As lawyers, even while in pursuit of professional excellence, we also need support and intellectual nourishment outside of our firms or organizations – to be, and remain, successful in this competitive industry. And for me, those resources always have been found at the BBA. That is one of the reasons that makes me so proud that you have elected me become the 95th President of the Boston Bar Association.
In addition to the rich educational programming and the ability to develop a strong network, perhaps what is most exciting about this organization is its capacity to bring some of the brightest, most powerful people in the legal industry together, regardless of where they practice or how they identify themselves, in order to help solve problems affecting all of us.
Over my nearly three decades of practice and 16 years of involvement with the BBA, I have experienced how much we can do – as lawyers – when we step outside our own individual practice silos and work together on common issues in the profession.
Being a part of this Association – and having the opportunity over the years to both mentor and be mentored – has been so enriching for me. And it’s tremendously gratifying to be able give back to the BBA and the profession that has done so much for me.
But I think everyone has seen examples of how the practice of law has changed over the years. The legal profession itself is undergoing tremendous change, and much of that change is challenging.
There are plenty of industry statistics that tell us the ceiling for upward mobility is still too low for women and minorities; we have some law firms closing their doors, while others are merging into gigantic corporate structures at the cost of a shared collegiality or community in the office that gives so many of us joy in the profession.
But at the heart of all of this volatile change there is also opportunity: the opportunity for growth and collaborative development.
I’m really proud of the way the BBA has responded to some of these changes. Last year, during her term as President, Lisa Arrowood implemented the very successful Friday Fundamentals program. We will continue with these important programs in the year ahead.
But as we look forward, we cannot focus only on those lawyers who are just starting out, because the changes we are experiencing don’t just affect new lawyers; they affect us all. Even those who are at the peak of our practices grapple with them. From the demands of clients to the flood of new technology, the legal profession is being reshaped by the global economy, and some of us are in danger of being left behind unless we have a plan in place to adapt.
That’s why my goal this year is to harness the expertise and talent of BBA members at large, from all different practice areas, to implement bigger and broader professional development programming: Programming that connects lawyers not only across practice areas, but also with a cross section of industry. And programming that explores common tools of innovation that can be accessible to all lawyers.
We’re in the right place to do this. Boston has always been a city of innovation; we have been at the forefront of healthcare and education for decades, and now we’re leading the nation in the technology, life sciences, and venture capital sectors as well, to the extent that global companies like GE are deciding that Boston is where they need to be.

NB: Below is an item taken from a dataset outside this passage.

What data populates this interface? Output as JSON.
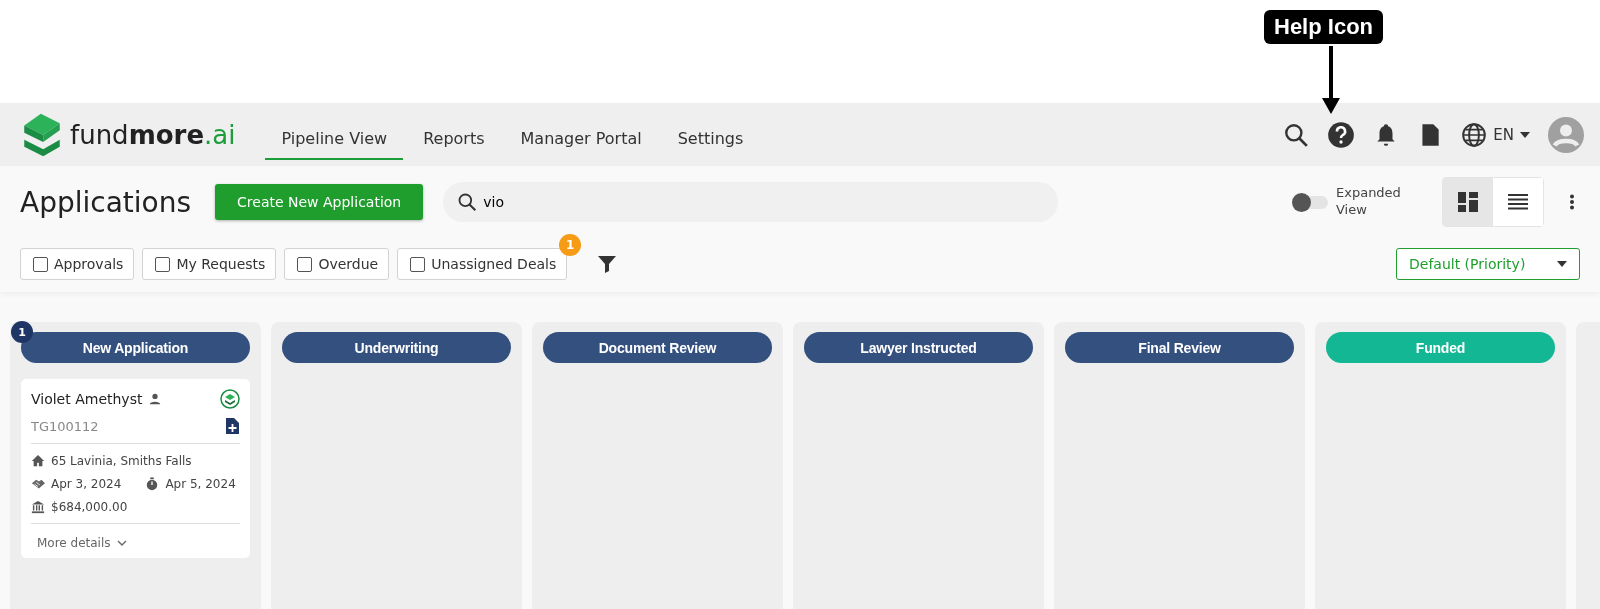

These constantly-evolving industries bring new legal issues and challenges. It’s essential that lawyers who practice in these fields stay connected with what’s happening on the front lines.
That’s why I’m thrilled to be leading the charge as the BBA develops a series of conferences – such as the BBA Life Sciences Conference on November 10th – which will explore the interplay between the life sciences sector and the law, and bring lawyers and industry together, from biotech startups to pharmaceutical companies.
We’re planning this in other areas, too – like Venture Capital, Higher Education, and Privacy. This is one of the greatest strengths of the BBA: the ability to provide these unique opportunities for practitioners to meet and exchange ideas with industry leaders.
As a Bar Association, we can empower lawyers from all walks of life to be who they are, to innovate and do significant for their own practice, and for the profession at large. And the only way we can continue to do that now is if we are together, see the value in one another, and learn from one another. If we do that, we can turn some of these real challenges in our profession into real opportunities.
I hope you share my enthusiasm for all that’s ahead, and I look forward to seeing all of you there along the way.